TASK GOAL
Give the number of lines in the material below that hold "this", and nothing besides.

PROVIDED ENTRIES
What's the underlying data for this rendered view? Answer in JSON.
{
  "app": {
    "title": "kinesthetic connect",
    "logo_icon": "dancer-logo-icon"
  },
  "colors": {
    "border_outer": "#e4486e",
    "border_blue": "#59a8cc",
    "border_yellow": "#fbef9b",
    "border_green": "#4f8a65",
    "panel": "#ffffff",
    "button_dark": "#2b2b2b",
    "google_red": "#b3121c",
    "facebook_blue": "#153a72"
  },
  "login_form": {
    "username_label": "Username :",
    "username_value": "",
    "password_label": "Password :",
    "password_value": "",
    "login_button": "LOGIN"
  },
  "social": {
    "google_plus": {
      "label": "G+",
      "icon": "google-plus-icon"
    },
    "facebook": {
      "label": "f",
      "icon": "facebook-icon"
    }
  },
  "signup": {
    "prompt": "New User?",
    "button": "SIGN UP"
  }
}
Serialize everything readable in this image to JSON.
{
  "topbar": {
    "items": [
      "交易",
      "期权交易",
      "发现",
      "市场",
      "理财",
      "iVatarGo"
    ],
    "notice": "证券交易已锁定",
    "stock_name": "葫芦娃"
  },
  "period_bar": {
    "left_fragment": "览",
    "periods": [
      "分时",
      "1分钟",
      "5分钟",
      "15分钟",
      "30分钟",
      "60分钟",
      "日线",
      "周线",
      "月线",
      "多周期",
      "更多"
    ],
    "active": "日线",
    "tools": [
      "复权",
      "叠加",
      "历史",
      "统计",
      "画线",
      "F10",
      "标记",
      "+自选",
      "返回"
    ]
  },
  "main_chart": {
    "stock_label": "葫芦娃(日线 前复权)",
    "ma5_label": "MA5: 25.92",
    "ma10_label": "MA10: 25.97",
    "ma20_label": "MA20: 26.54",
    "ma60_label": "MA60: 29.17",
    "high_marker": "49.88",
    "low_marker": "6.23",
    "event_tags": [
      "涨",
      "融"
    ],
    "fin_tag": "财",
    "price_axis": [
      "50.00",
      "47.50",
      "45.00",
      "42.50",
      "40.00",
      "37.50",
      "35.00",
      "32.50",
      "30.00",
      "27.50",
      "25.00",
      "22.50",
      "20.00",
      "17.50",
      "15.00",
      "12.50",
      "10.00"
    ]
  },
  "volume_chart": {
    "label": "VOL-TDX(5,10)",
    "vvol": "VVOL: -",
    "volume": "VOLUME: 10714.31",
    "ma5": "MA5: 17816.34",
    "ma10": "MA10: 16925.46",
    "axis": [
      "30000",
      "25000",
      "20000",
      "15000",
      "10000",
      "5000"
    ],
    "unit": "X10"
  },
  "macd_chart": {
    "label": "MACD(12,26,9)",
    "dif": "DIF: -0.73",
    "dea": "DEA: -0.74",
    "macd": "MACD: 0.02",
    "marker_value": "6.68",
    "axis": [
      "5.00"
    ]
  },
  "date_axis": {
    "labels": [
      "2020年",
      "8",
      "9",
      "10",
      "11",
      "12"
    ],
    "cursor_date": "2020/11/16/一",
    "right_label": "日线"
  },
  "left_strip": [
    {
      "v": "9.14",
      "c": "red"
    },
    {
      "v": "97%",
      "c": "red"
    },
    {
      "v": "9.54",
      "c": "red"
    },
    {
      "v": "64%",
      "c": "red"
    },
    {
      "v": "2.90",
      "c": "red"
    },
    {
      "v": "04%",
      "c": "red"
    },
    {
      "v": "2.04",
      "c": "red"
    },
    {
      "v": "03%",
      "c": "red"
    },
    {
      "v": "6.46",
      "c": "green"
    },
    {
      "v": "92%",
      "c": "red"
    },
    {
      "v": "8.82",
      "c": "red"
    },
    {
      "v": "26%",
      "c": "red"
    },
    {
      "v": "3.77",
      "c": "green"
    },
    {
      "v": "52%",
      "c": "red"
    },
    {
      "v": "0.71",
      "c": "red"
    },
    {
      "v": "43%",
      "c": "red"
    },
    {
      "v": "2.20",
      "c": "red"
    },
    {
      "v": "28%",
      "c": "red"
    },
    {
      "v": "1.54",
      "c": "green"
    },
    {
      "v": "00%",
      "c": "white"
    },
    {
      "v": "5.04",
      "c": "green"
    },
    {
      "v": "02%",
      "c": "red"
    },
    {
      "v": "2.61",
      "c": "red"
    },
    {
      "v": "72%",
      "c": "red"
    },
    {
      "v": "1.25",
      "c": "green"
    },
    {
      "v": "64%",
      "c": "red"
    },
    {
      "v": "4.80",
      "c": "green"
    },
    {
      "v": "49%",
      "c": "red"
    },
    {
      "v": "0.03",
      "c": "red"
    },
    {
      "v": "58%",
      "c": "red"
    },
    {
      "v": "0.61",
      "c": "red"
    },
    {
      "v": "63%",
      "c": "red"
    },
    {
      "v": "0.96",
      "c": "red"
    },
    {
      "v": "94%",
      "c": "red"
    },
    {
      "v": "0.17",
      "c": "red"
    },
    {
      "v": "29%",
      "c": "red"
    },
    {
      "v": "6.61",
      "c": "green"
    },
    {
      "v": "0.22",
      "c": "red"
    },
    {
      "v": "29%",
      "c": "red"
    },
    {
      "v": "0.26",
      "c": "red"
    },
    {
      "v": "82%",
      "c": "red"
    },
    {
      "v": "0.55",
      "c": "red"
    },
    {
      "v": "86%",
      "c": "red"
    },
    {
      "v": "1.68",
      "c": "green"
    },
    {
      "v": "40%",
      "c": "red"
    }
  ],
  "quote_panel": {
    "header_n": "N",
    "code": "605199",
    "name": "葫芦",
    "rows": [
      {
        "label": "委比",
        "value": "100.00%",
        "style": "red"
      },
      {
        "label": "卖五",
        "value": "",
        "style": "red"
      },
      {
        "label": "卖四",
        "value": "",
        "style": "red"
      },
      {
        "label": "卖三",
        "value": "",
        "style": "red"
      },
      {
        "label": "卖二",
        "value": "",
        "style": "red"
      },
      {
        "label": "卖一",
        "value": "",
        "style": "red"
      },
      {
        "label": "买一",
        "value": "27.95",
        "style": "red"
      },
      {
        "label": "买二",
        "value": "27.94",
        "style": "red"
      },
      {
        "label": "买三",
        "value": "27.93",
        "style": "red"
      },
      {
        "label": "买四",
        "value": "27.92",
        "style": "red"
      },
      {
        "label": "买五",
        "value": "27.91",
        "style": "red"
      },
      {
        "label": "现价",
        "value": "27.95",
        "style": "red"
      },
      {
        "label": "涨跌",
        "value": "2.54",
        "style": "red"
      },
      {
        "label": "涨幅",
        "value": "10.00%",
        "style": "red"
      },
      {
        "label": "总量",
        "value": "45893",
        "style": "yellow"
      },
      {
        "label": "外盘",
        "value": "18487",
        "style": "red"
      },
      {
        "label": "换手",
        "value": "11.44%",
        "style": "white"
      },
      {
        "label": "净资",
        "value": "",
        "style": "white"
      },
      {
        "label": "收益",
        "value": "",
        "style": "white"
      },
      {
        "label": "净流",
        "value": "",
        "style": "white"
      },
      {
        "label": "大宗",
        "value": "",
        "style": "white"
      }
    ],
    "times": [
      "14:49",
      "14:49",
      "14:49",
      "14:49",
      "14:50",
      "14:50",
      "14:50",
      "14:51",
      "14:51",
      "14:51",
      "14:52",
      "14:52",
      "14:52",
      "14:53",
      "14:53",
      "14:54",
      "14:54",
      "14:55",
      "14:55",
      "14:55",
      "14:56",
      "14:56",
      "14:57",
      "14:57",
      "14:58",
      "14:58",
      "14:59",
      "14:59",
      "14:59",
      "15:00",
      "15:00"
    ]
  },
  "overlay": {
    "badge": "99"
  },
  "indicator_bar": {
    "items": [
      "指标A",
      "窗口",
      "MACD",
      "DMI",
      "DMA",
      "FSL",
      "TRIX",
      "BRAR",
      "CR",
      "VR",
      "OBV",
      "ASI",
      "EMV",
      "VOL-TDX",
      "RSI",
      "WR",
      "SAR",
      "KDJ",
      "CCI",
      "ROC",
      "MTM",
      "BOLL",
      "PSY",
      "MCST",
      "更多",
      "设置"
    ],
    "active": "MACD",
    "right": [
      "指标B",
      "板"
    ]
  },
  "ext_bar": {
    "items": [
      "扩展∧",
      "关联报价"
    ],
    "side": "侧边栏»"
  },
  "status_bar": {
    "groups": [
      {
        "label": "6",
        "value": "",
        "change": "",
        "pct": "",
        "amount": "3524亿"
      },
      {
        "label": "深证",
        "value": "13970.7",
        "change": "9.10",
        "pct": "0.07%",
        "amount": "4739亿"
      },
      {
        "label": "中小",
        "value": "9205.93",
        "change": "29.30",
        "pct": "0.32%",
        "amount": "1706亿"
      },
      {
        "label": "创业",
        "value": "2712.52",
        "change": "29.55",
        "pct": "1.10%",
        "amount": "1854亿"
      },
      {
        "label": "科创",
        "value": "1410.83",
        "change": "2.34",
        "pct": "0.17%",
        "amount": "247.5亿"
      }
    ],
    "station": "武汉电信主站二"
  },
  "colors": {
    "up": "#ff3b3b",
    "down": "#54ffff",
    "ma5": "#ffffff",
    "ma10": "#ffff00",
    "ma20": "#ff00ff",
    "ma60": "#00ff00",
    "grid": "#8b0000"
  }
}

RESPONSE
2